> EXERCISE GOAL: Those lines of the following listing which contain the string "NCEP" should be returned.

> STORED DATA:
-------------------------
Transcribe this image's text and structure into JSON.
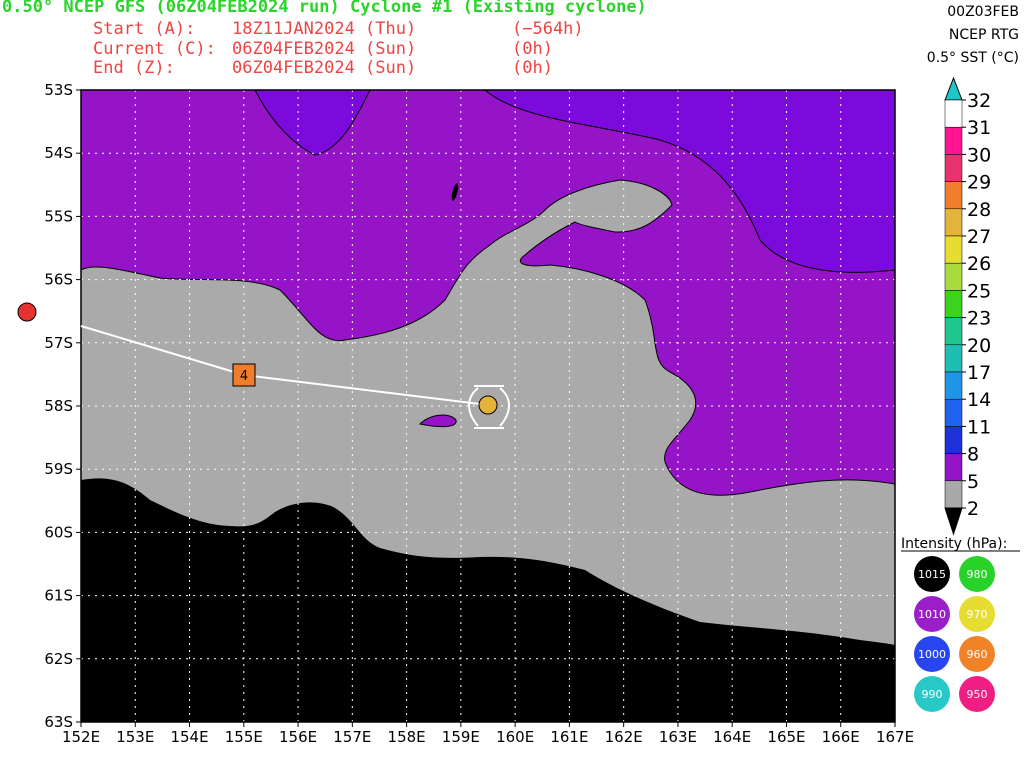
{
  "header": {
    "title": "0.50° NCEP GFS (06Z04FEB2024 run) Cyclone #1 (Existing cyclone)",
    "start_label": "Start (A):",
    "start_date": "18Z11JAN2024 (Thu)",
    "start_offset": "(−564h)",
    "current_label": "Current (C):",
    "current_date": "06Z04FEB2024 (Sun)",
    "current_offset": "(0h)",
    "end_label": "End (Z):",
    "end_date": "06Z04FEB2024 (Sun)",
    "end_offset": "(0h)"
  },
  "corner": {
    "date": "00Z03FEB",
    "source": "NCEP RTG",
    "field": "0.5° SST (°C)"
  },
  "lat_ticks": [
    "53S",
    "54S",
    "55S",
    "56S",
    "57S",
    "58S",
    "59S",
    "60S",
    "61S",
    "62S",
    "63S"
  ],
  "lon_ticks": [
    "152E",
    "153E",
    "154E",
    "155E",
    "156E",
    "157E",
    "158E",
    "159E",
    "160E",
    "161E",
    "162E",
    "163E",
    "164E",
    "165E",
    "166E",
    "167E"
  ],
  "colorbar": {
    "labels": [
      "32",
      "31",
      "30",
      "29",
      "28",
      "27",
      "26",
      "25",
      "23",
      "20",
      "17",
      "14",
      "11",
      "8",
      "5",
      "2"
    ],
    "colors": [
      "#ffffff",
      "#ff1493",
      "#e8336f",
      "#f07d2b",
      "#e6b33a",
      "#e6dc32",
      "#a8dc3c",
      "#3cd21e",
      "#1ec88c",
      "#1ebeb4",
      "#1e96e6",
      "#1e64f0",
      "#1e32dc",
      "#9614c8",
      "#a9a9a9"
    ],
    "top_arrow_color": "#1ec8c8",
    "bottom_arrow_color": "#000000"
  },
  "intensity": {
    "title": "Intensity (hPa):",
    "items": [
      {
        "label": "1015",
        "color": "#000000"
      },
      {
        "label": "980",
        "color": "#28d228"
      },
      {
        "label": "1010",
        "color": "#9b1fc8"
      },
      {
        "label": "970",
        "color": "#e6dc32"
      },
      {
        "label": "1000",
        "color": "#2846f0"
      },
      {
        "label": "960",
        "color": "#f08228"
      },
      {
        "label": "990",
        "color": "#28c8c8"
      },
      {
        "label": "950",
        "color": "#f01e82"
      }
    ]
  },
  "track": {
    "marker_label": "4",
    "marker_color": "#f07d2b",
    "current_color": "#e6b33a",
    "start_dot_color": "#e83232"
  },
  "colors": {
    "land": "#000000",
    "sst_2_5": "#aaaaaa",
    "sst_5_8": "#9614c8",
    "sst_8_11": "#7d0adc",
    "title_green": "#2bd42b",
    "subtitle_red": "#ee4444"
  }
}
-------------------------
> YOUR RESPONSE:
    "title": "0.50° NCEP GFS (06Z04FEB2024 run) Cyclone #1 (Existing cyclone)",
    "source": "NCEP RTG",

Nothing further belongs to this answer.